## Web page and app entries:
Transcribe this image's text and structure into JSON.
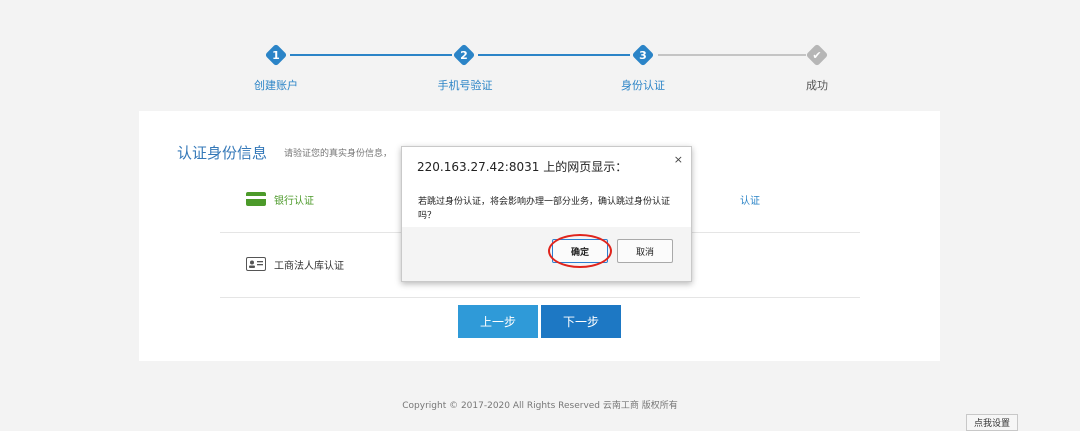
{
  "steps": [
    {
      "number": "1",
      "label": "创建账户"
    },
    {
      "number": "2",
      "label": "手机号验证"
    },
    {
      "number": "3",
      "label": "身份认证"
    },
    {
      "number": "✔",
      "label": "成功"
    }
  ],
  "card": {
    "title": "认证身份信息",
    "subtitle": "请验证您的真实身份信息，",
    "options": [
      {
        "label": "银行认证",
        "icon": "bank-card-icon",
        "action": "认证"
      },
      {
        "label": "工商法人库认证",
        "icon": "id-card-icon",
        "action": ""
      }
    ],
    "prev_button": "上一步",
    "next_button": "下一步"
  },
  "footer": {
    "copyright": "Copyright © 2017-2020 All Rights Reserved 云南工商 版权所有",
    "settings_button": "点我设置"
  },
  "dialog": {
    "title": "220.163.27.42:8031 上的网页显示：",
    "close": "×",
    "message": "若跳过身份认证，将会影响办理一部分业务，确认跳过身份认证吗？",
    "ok": "确定",
    "cancel": "取消"
  },
  "colors": {
    "accent": "#2b84c7",
    "step_done": "#b6b6b6",
    "bank_green": "#4c9a2a",
    "highlight_ring": "#e0241c"
  }
}
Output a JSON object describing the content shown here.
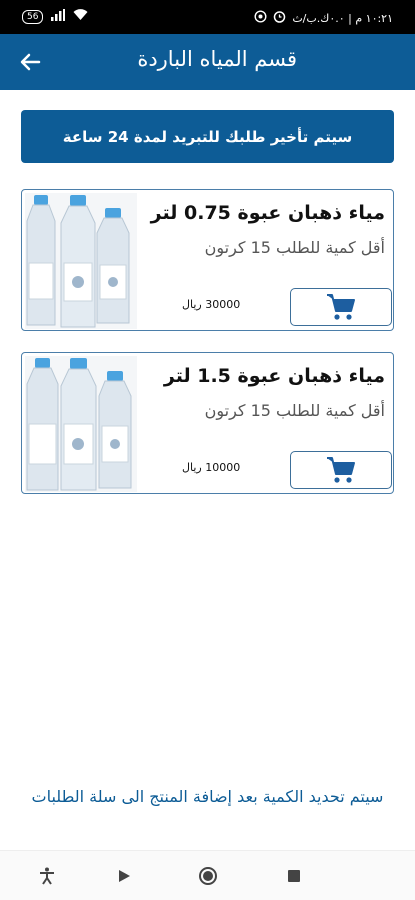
{
  "status": {
    "time": "١٠:٢١ م | ٠.٠ك.ب/ث",
    "battery": "56"
  },
  "header": {
    "title": "قسم المياه الباردة"
  },
  "notice": {
    "text": "سيتم تأخير طلبك للتبريد لمدة 24 ساعة"
  },
  "products": [
    {
      "name": "مياء ذهبان عبوة 0.75 لتر",
      "min_order": "أقل كمية للطلب 15 كرتون",
      "price": "30000 ريال"
    },
    {
      "name": "مياء ذهبان عبوة 1.5 لتر",
      "min_order": "أقل كمية للطلب 15 كرتون",
      "price": "10000 ريال"
    }
  ],
  "footer": {
    "note": "سيتم تحديد الكمية بعد إضافة المنتج الى سلة الطلبات"
  },
  "colors": {
    "primary": "#0d5c96",
    "cart": "#1d5ea0"
  },
  "icons": {
    "back": "arrow-left-icon",
    "cart": "shopping-cart-icon",
    "nav": [
      "accessibility-icon",
      "back-triangle-icon",
      "home-circle-icon",
      "recents-square-icon"
    ]
  }
}
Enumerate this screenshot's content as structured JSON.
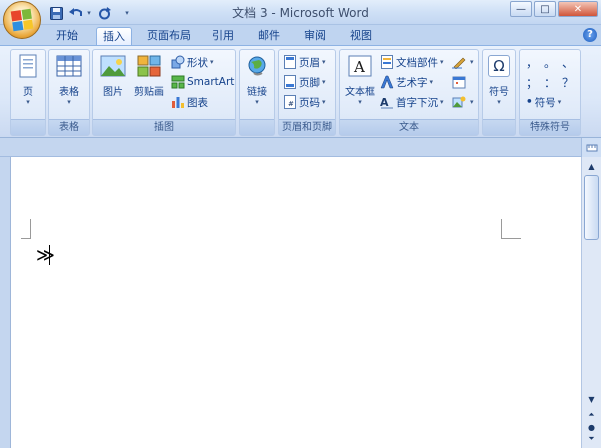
{
  "window": {
    "title": "文档 3 - Microsoft Word",
    "minimize_glyph": "—",
    "maximize_glyph": "□",
    "close_glyph": "✕"
  },
  "qat": {
    "save_glyph": "💾",
    "undo_glyph": "↶",
    "redo_glyph": "↻",
    "customize_glyph": "▾"
  },
  "tabs": [
    {
      "label": "开始",
      "active": false
    },
    {
      "label": "插入",
      "active": true
    },
    {
      "label": "页面布局",
      "active": false
    },
    {
      "label": "引用",
      "active": false
    },
    {
      "label": "邮件",
      "active": false
    },
    {
      "label": "审阅",
      "active": false
    },
    {
      "label": "视图",
      "active": false
    }
  ],
  "help_glyph": "?",
  "ribbon": {
    "groups": {
      "pages": {
        "label": "",
        "page_button": "页"
      },
      "tables": {
        "label": "表格",
        "table_button": "表格"
      },
      "illustrations": {
        "label": "插图",
        "picture": "图片",
        "clipart": "剪贴画",
        "shapes": "形状",
        "smartart": "SmartArt",
        "chart": "图表"
      },
      "links": {
        "label": "",
        "link_button": "链接"
      },
      "header_footer": {
        "label": "页眉和页脚",
        "header": "页眉",
        "footer": "页脚",
        "page_number": "页码"
      },
      "text": {
        "label": "文本",
        "textbox": "文本框",
        "quick_parts": "文档部件",
        "wordart": "艺术字",
        "dropcap": "首字下沉"
      },
      "symbols": {
        "label": "",
        "symbol": "符号",
        "symbol_glyph": "Ω"
      },
      "special": {
        "label": "特殊符号",
        "symbols": [
          "，",
          "。",
          "、",
          "；",
          "：",
          "？"
        ],
        "more": "符号"
      }
    }
  },
  "document": {
    "text": "≫"
  },
  "colors": {
    "ribbon_bg": "#dbe7f8",
    "text": "#15428b",
    "workspace": "#c4d6ef"
  }
}
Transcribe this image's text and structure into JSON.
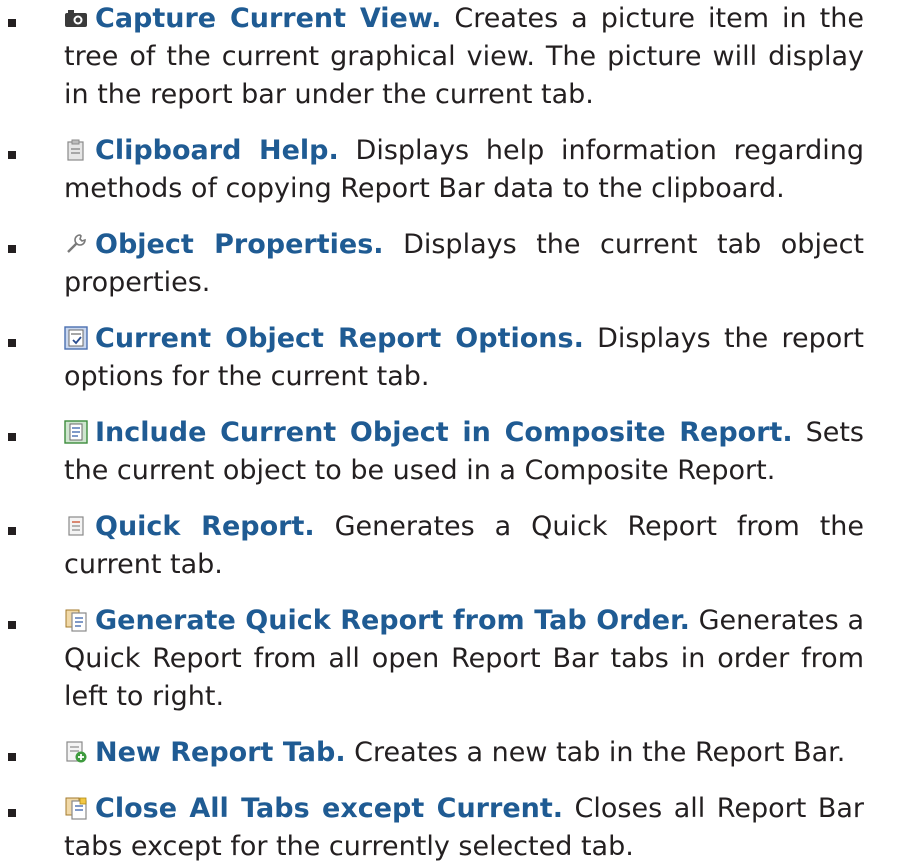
{
  "items": [
    {
      "icon": "camera-icon",
      "title": "Capture Current View.",
      "desc": " Creates a picture item in the tree of the current graphical view. The picture will display in the report bar under the current tab."
    },
    {
      "icon": "clipboard-icon",
      "title": "Clipboard Help.",
      "desc": " Displays help information regarding methods of copying Report Bar data to the clipboard."
    },
    {
      "icon": "wrench-icon",
      "title": "Object Properties.",
      "desc": " Displays the current tab object properties."
    },
    {
      "icon": "report-options-icon",
      "title": "Current Object Report Options.",
      "desc": " Displays the report options for the current tab."
    },
    {
      "icon": "composite-report-icon",
      "title": "Include Current Object in Composite Report.",
      "desc": " Sets the current object to be used in a Composite Report."
    },
    {
      "icon": "quick-report-icon",
      "title": "Quick Report.",
      "desc": " Generates a Quick Report from the current tab."
    },
    {
      "icon": "tab-order-report-icon",
      "title": "Generate Quick Report from Tab Order.",
      "desc": " Generates a Quick Report from all open Report Bar tabs in order from left to right."
    },
    {
      "icon": "new-tab-icon",
      "title": "New Report Tab.",
      "desc": " Creates a new tab in the Report Bar."
    },
    {
      "icon": "close-tabs-icon",
      "title": "Close All Tabs except Current.",
      "desc": " Closes all Report Bar tabs except for the currently selected tab."
    }
  ]
}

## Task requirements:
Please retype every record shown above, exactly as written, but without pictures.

## Solution to this exercise:
Transcribe this image's text and structure into JSON.
{
  "steps": [
    {
      "number": "1",
      "label": "创建账户"
    },
    {
      "number": "2",
      "label": "手机号验证"
    },
    {
      "number": "3",
      "label": "身份认证"
    },
    {
      "number": "✔",
      "label": "成功"
    }
  ],
  "card": {
    "title": "认证身份信息",
    "subtitle": "请验证您的真实身份信息，",
    "options": [
      {
        "label": "银行认证",
        "icon": "bank-card-icon",
        "action": "认证"
      },
      {
        "label": "工商法人库认证",
        "icon": "id-card-icon",
        "action": ""
      }
    ],
    "prev_button": "上一步",
    "next_button": "下一步"
  },
  "footer": {
    "copyright": "Copyright © 2017-2020 All Rights Reserved 云南工商 版权所有",
    "settings_button": "点我设置"
  },
  "dialog": {
    "title": "220.163.27.42:8031 上的网页显示：",
    "close": "×",
    "message": "若跳过身份认证，将会影响办理一部分业务，确认跳过身份认证吗？",
    "ok": "确定",
    "cancel": "取消"
  },
  "colors": {
    "accent": "#2b84c7",
    "step_done": "#b6b6b6",
    "bank_green": "#4c9a2a",
    "highlight_ring": "#e0241c"
  }
}
Output a JSON object describing the content shown here.
{
  "status": {
    "time": "١٠:٢١ م | ٠.٠ك.ب/ث",
    "battery": "56"
  },
  "header": {
    "title": "قسم المياه الباردة"
  },
  "notice": {
    "text": "سيتم تأخير طلبك للتبريد لمدة 24 ساعة"
  },
  "products": [
    {
      "name": "مياء ذهبان عبوة 0.75 لتر",
      "min_order": "أقل كمية للطلب 15 كرتون",
      "price": "30000 ريال"
    },
    {
      "name": "مياء ذهبان عبوة 1.5 لتر",
      "min_order": "أقل كمية للطلب 15 كرتون",
      "price": "10000 ريال"
    }
  ],
  "footer": {
    "note": "سيتم تحديد الكمية بعد إضافة المنتج الى سلة الطلبات"
  },
  "colors": {
    "primary": "#0d5c96",
    "cart": "#1d5ea0"
  },
  "icons": {
    "back": "arrow-left-icon",
    "cart": "shopping-cart-icon",
    "nav": [
      "accessibility-icon",
      "back-triangle-icon",
      "home-circle-icon",
      "recents-square-icon"
    ]
  }
}
Enumerate this screenshot's content as structured JSON.
{
  "window": {
    "title": "文档 3 - Microsoft Word",
    "minimize_glyph": "—",
    "maximize_glyph": "□",
    "close_glyph": "✕"
  },
  "qat": {
    "save_glyph": "💾",
    "undo_glyph": "↶",
    "redo_glyph": "↻",
    "customize_glyph": "▾"
  },
  "tabs": [
    {
      "label": "开始",
      "active": false
    },
    {
      "label": "插入",
      "active": true
    },
    {
      "label": "页面布局",
      "active": false
    },
    {
      "label": "引用",
      "active": false
    },
    {
      "label": "邮件",
      "active": false
    },
    {
      "label": "审阅",
      "active": false
    },
    {
      "label": "视图",
      "active": false
    }
  ],
  "help_glyph": "?",
  "ribbon": {
    "groups": {
      "pages": {
        "label": "",
        "page_button": "页"
      },
      "tables": {
        "label": "表格",
        "table_button": "表格"
      },
      "illustrations": {
        "label": "插图",
        "picture": "图片",
        "clipart": "剪贴画",
        "shapes": "形状",
        "smartart": "SmartArt",
        "chart": "图表"
      },
      "links": {
        "label": "",
        "link_button": "链接"
      },
      "header_footer": {
        "label": "页眉和页脚",
        "header": "页眉",
        "footer": "页脚",
        "page_number": "页码"
      },
      "text": {
        "label": "文本",
        "textbox": "文本框",
        "quick_parts": "文档部件",
        "wordart": "艺术字",
        "dropcap": "首字下沉"
      },
      "symbols": {
        "label": "",
        "symbol": "符号",
        "symbol_glyph": "Ω"
      },
      "special": {
        "label": "特殊符号",
        "symbols": [
          "，",
          "。",
          "、",
          "；",
          "：",
          "？"
        ],
        "more": "符号"
      }
    }
  },
  "document": {
    "text": "≫"
  },
  "colors": {
    "ribbon_bg": "#dbe7f8",
    "text": "#15428b",
    "workspace": "#c4d6ef"
  }
}
Transcribe this image's text and structure into JSON.
{
  "items": [
    {
      "icon": "camera-icon",
      "title": "Capture Current View.",
      "desc": " Creates a picture item in the tree of the current graphical view. The picture will display in the report bar under the current tab."
    },
    {
      "icon": "clipboard-icon",
      "title": "Clipboard Help.",
      "desc": " Displays help information regarding methods of copying Report Bar data to the clipboard."
    },
    {
      "icon": "wrench-icon",
      "title": "Object Properties.",
      "desc": " Displays the current tab object properties."
    },
    {
      "icon": "report-options-icon",
      "title": "Current Object Report Options.",
      "desc": " Displays the report options for the current tab."
    },
    {
      "icon": "composite-report-icon",
      "title": "Include Current Object in Composite Report.",
      "desc": " Sets the current object to be used in a Composite Report."
    },
    {
      "icon": "quick-report-icon",
      "title": "Quick Report.",
      "desc": " Generates a Quick Report from the current tab."
    },
    {
      "icon": "tab-order-report-icon",
      "title": "Generate Quick Report from Tab Order.",
      "desc": " Generates a Quick Report from all open Report Bar tabs in order from left to right."
    },
    {
      "icon": "new-tab-icon",
      "title": "New Report Tab.",
      "desc": " Creates a new tab in the Report Bar."
    },
    {
      "icon": "close-tabs-icon",
      "title": "Close All Tabs except Current.",
      "desc": " Closes all Report Bar tabs except for the currently selected tab."
    }
  ]
}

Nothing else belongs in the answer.